Kate is a co-founder and coordinator of the Build-a-Cell, the international synthetic cell engineering community. 
Kate has worked on biosafety and biosecurity implications of emerging synthetic biology technologies, including horizon scanning and safeguard analysis. Her work particularly focuses on synthetic cell engineering and genetic code reprogramming, investigating implications of reprogramming living organisms beyond the bounds of the natural biology.  


Renaud Jolivet.jpeg

Dr Renaud Jolivet – Neurotechnology Fellow – Professor of Neural Engineering & Computation at the Maastricht Centre for Systems Biology at Maastricht University

Prof. Renaud B. Jolivet is Professor of Neural Engineering & Computation at the Maastricht Centre for Systems Biology at Maastricht University, and retains a courtesy appointment at CERN, the particle physics laboratory.  His work focusses on NeuroAI and on neurotechnologies to interface with brain tissue.  Prior to working in the Netherlands, Renaud has worked in Switzerland, Japan and the UK.  He has previously served on the boards of the Initiative for Science in Europe, Marie Curie Alumni Association and Organization for Computational Neuroscience, and was a 2023 Neurotech Fellow of the Foresight Institute. He currently is the stakeholder representative for individual researchers and innovators at the European Commission’s ERA Forum, and the Chair of the Science & Technology Committee of EBRAINS, the European research infrastructure for neurosciences. He is a recipient of the Marie Curie Alumni Association Career Award (2022), and of the André Mischke Young Academy of Europe Prize for Science and Policy 2023, and a Fellow of the International Science Council.

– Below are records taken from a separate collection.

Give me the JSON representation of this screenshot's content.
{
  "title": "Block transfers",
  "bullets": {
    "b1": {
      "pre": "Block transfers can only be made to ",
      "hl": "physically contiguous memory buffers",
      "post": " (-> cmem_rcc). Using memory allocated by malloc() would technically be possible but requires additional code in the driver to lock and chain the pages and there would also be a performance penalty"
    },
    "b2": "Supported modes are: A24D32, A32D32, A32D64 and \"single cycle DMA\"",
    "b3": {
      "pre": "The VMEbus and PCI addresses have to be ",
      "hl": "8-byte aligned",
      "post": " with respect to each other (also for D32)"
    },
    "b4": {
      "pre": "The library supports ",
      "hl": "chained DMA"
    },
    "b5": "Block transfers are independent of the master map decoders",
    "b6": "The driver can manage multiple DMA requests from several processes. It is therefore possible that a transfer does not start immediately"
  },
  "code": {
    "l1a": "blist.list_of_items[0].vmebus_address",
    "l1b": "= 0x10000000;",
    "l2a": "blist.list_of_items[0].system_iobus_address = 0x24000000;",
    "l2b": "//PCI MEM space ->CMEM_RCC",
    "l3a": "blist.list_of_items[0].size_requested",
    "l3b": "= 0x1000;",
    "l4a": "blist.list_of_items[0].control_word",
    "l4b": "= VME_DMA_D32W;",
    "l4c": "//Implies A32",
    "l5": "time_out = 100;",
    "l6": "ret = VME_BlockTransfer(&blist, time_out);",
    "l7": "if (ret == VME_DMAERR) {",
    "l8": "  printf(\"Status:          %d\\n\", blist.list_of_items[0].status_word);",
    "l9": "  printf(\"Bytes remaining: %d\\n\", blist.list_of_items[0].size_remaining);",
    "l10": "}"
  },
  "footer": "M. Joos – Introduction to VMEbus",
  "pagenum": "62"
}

2021-2023 Fellows

Dr Kevin Esvelt – Synthetic Biology Fellow – Assistant Professor of Media Arts and Sciences, Massachusetts Institute of Technology Media Lab. 

Dr Sandra Scott Hayward – Artificial Intelligence Fellow – Senior Lecturer, School of Electronics, Electrical Engineering and Computer Science, Queen’s University Belfast.

Dr Ricardo Chavarriaga – Neurotechnology fellow – Head of the Swiss office of the Confederation of Laboratories for AI Research in Europe, Senior Researcher at Zürich University of Applied Sciences.


Martine and Didier Primat Foundation
Didier & Martine Primat Foundation



To learn more about the GCSP’s Global Fellowship Initiative click here

To learn more about the Global and Emerging Risks cluster click here